» **STUDY MATERIAL**:
⟨

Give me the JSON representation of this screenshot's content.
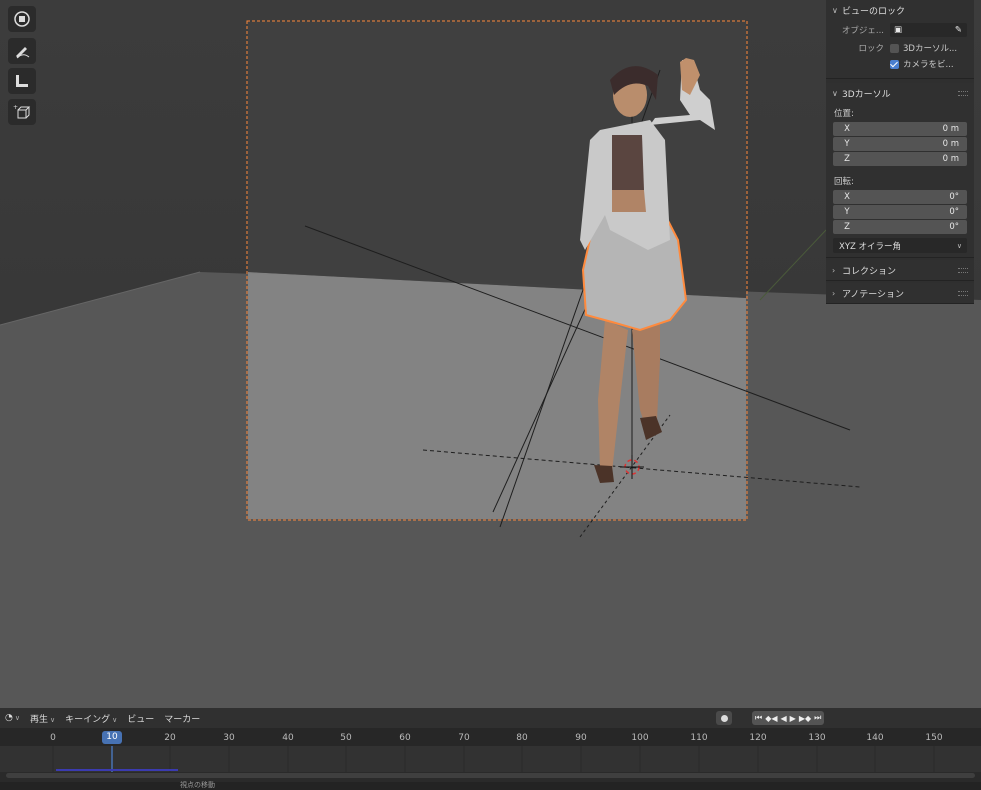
{
  "viewport": {
    "tools": [
      {
        "icon": "cursor-icon"
      },
      {
        "icon": "annotate-icon"
      },
      {
        "icon": "measure-icon"
      },
      {
        "icon": "add-cube-icon"
      }
    ]
  },
  "npanel": {
    "view_lock": {
      "title": "ビューのロック",
      "object_label": "オブジェ...",
      "lock_label": "ロック",
      "lock_3d_cursor": {
        "label": "3Dカーソル...",
        "checked": false
      },
      "lock_camera": {
        "label": "カメラをビ...",
        "checked": true
      }
    },
    "cursor_3d": {
      "title": "3Dカーソル",
      "location_label": "位置:",
      "location": [
        {
          "axis": "X",
          "value": "0 m"
        },
        {
          "axis": "Y",
          "value": "0 m"
        },
        {
          "axis": "Z",
          "value": "0 m"
        }
      ],
      "rotation_label": "回転:",
      "rotation": [
        {
          "axis": "X",
          "value": "0°"
        },
        {
          "axis": "Y",
          "value": "0°"
        },
        {
          "axis": "Z",
          "value": "0°"
        }
      ],
      "rotation_mode": "XYZ オイラー角"
    },
    "collection": {
      "title": "コレクション"
    },
    "annotation": {
      "title": "アノテーション"
    }
  },
  "timeline": {
    "menus": {
      "playback": "再生",
      "keying": "キーイング",
      "view": "ビュー",
      "marker": "マーカー"
    },
    "current_frame": "10",
    "ruler_ticks": [
      "0",
      "10",
      "20",
      "30",
      "40",
      "50",
      "60",
      "70",
      "80",
      "90",
      "100",
      "110",
      "120",
      "130",
      "140",
      "150"
    ],
    "transport": [
      "⏮",
      "◆◀",
      "◀",
      "▶",
      "▶◆",
      "⏭"
    ],
    "status_text": "視点の移動"
  },
  "colors": {
    "accent": "#4772b3",
    "selection": "#ff8a3d"
  }
}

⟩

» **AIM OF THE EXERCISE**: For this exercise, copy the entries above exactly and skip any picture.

» **ANSWER SPACE**:
Give me the JSON representation of this screenshot's content.
{
  "viewport": {
    "tools": [
      {
        "icon": "cursor-icon"
      },
      {
        "icon": "annotate-icon"
      },
      {
        "icon": "measure-icon"
      },
      {
        "icon": "add-cube-icon"
      }
    ]
  },
  "npanel": {
    "view_lock": {
      "title": "ビューのロック",
      "object_label": "オブジェ...",
      "lock_label": "ロック",
      "lock_3d_cursor": {
        "label": "3Dカーソル...",
        "checked": false
      },
      "lock_camera": {
        "label": "カメラをビ...",
        "checked": true
      }
    },
    "cursor_3d": {
      "title": "3Dカーソル",
      "location_label": "位置:",
      "location": [
        {
          "axis": "X",
          "value": "0 m"
        },
        {
          "axis": "Y",
          "value": "0 m"
        },
        {
          "axis": "Z",
          "value": "0 m"
        }
      ],
      "rotation_label": "回転:",
      "rotation": [
        {
          "axis": "X",
          "value": "0°"
        },
        {
          "axis": "Y",
          "value": "0°"
        },
        {
          "axis": "Z",
          "value": "0°"
        }
      ],
      "rotation_mode": "XYZ オイラー角"
    },
    "collection": {
      "title": "コレクション"
    },
    "annotation": {
      "title": "アノテーション"
    }
  },
  "timeline": {
    "menus": {
      "playback": "再生",
      "keying": "キーイング",
      "view": "ビュー",
      "marker": "マーカー"
    },
    "current_frame": "10",
    "ruler_ticks": [
      "0",
      "10",
      "20",
      "30",
      "40",
      "50",
      "60",
      "70",
      "80",
      "90",
      "100",
      "110",
      "120",
      "130",
      "140",
      "150"
    ],
    "transport": [
      "⏮",
      "◆◀",
      "◀",
      "▶",
      "▶◆",
      "⏭"
    ],
    "status_text": "視点の移動"
  },
  "colors": {
    "accent": "#4772b3",
    "selection": "#ff8a3d"
  }
}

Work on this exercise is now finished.